If you like a tipple then this is one for you.
Our recent experimentation with raising vessels has led us into the delectable realm of the wine carafe and we were able to display our latest design at the opening of the ‘Pour Me’ exhibition at the Devon Guild of Craftsmen two weeks ago. The carafe was accompanied by our wine and water jugs, showcasing the results of two quite different techniques; hot-forging and hand-raising.
The Carafe begins life as a flat disc of silver and is worked cold around a stake, gradually hammering in concentric circles and raising up the bowl of the vessel. From there the shape can be encouraged outward or inward to make the neck broader or narrower. Since the slenderest point of the neck is also the point at which the user grips our carafe, we strengthened this section by working the silver from the rim downwards to ensure a good thickness of metal. Play the video below to see how this is done.
Having a base specially turned in a cube of oak allows us to leave the carafe with a bulb-shaped reservoir rather than a flat bottom. When it sits in its base the reservoir is actually hidden unless viewed from above in which case there is an entertaining optical illusion, that Tardis effect of being ‘bigger on the inside’.

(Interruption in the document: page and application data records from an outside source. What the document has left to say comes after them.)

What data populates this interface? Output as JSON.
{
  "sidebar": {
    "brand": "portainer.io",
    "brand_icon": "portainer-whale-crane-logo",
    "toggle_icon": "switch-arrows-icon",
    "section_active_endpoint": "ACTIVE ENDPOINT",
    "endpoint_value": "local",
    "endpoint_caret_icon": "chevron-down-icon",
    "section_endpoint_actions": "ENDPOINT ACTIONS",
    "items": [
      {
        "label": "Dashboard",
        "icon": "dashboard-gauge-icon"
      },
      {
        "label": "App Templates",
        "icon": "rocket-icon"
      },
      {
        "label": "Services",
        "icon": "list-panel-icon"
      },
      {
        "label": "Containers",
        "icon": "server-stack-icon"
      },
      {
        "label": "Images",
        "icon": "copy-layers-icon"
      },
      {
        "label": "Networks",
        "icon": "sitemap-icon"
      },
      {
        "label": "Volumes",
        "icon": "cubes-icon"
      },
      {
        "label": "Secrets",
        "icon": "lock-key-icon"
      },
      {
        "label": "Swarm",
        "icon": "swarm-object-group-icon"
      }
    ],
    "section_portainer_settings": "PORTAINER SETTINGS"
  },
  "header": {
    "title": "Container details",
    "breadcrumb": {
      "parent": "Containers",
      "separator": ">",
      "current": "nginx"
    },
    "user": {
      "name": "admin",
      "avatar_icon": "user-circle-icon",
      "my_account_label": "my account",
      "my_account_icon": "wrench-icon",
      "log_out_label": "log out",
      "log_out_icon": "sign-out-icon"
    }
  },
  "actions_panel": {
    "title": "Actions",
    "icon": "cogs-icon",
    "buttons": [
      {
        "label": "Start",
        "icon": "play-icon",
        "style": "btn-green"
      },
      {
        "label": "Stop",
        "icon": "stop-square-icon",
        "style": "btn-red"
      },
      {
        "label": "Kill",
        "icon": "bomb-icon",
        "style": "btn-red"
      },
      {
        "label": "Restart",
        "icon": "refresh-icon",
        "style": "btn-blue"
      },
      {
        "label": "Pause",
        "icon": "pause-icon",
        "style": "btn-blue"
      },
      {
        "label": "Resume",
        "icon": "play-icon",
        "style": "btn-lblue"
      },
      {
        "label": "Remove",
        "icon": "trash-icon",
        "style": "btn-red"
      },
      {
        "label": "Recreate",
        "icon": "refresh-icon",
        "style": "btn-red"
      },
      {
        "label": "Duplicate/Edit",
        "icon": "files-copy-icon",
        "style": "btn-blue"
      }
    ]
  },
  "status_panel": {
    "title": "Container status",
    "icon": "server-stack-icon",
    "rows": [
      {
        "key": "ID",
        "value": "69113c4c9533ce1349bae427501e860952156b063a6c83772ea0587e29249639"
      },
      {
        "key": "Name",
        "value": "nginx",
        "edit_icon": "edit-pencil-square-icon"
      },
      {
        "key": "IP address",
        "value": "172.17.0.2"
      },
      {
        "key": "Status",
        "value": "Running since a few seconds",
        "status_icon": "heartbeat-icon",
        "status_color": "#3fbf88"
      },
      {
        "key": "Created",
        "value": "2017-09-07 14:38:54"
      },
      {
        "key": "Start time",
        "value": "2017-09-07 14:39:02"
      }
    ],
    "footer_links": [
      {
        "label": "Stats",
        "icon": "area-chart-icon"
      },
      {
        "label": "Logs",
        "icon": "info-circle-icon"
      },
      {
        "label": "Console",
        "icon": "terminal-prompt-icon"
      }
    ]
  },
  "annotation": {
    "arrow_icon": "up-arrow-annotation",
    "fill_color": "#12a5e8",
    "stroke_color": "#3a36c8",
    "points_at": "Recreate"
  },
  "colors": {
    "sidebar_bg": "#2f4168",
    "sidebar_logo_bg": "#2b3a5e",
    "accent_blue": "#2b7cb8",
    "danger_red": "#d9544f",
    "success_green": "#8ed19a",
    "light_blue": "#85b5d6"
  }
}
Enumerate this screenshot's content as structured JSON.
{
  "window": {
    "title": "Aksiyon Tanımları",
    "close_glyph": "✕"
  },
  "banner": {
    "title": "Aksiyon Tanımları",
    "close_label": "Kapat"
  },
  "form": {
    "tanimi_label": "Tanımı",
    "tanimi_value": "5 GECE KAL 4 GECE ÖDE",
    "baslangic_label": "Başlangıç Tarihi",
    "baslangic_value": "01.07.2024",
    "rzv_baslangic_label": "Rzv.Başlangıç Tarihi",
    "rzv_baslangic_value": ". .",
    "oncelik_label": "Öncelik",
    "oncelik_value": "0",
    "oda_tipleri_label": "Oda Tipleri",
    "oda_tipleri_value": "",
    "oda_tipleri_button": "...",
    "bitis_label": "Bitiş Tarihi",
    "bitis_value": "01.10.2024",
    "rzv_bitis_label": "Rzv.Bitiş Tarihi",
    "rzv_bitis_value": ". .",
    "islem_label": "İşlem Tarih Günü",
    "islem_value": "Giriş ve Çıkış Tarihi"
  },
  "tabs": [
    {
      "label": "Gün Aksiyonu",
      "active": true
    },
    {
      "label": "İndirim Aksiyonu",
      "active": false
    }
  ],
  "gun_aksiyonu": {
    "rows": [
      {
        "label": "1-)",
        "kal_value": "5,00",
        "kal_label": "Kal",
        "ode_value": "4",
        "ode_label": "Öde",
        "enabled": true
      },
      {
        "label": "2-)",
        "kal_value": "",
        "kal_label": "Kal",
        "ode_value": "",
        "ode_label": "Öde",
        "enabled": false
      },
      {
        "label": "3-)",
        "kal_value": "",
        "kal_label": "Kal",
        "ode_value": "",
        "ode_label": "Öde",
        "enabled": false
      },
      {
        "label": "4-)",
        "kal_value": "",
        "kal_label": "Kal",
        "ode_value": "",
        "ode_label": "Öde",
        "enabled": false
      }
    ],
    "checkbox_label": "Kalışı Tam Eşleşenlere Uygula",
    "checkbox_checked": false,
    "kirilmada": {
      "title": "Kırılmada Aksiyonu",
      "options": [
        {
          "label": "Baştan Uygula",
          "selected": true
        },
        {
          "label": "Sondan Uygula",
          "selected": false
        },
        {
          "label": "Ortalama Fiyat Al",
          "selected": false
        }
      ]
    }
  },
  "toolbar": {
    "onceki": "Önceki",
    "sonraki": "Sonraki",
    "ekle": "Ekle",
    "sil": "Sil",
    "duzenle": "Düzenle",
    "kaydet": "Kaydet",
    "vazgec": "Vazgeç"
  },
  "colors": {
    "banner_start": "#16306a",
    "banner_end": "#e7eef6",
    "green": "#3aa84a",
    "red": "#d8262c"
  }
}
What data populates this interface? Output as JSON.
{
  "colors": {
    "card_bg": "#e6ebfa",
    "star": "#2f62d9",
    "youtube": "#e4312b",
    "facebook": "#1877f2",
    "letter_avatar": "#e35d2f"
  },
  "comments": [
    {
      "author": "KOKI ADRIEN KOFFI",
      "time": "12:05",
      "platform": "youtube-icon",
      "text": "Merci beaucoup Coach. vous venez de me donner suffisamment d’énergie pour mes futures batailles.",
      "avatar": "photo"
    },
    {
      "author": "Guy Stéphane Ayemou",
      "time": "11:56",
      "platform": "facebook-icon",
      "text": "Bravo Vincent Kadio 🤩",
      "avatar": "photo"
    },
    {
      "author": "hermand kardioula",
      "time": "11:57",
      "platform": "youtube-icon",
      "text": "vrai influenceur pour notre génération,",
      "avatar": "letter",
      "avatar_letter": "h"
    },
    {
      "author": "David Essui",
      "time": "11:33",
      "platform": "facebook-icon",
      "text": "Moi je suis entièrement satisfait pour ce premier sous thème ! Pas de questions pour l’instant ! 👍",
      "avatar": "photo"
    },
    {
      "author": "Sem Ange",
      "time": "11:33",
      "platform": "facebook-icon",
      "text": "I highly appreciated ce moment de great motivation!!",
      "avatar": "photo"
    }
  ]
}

We chose to leave the carafe with the dappled surface produced by the raising, which really comes alive once the inside of the vessel is gilded. The warmth of the gold also lends itself to the rich tones of a good claret!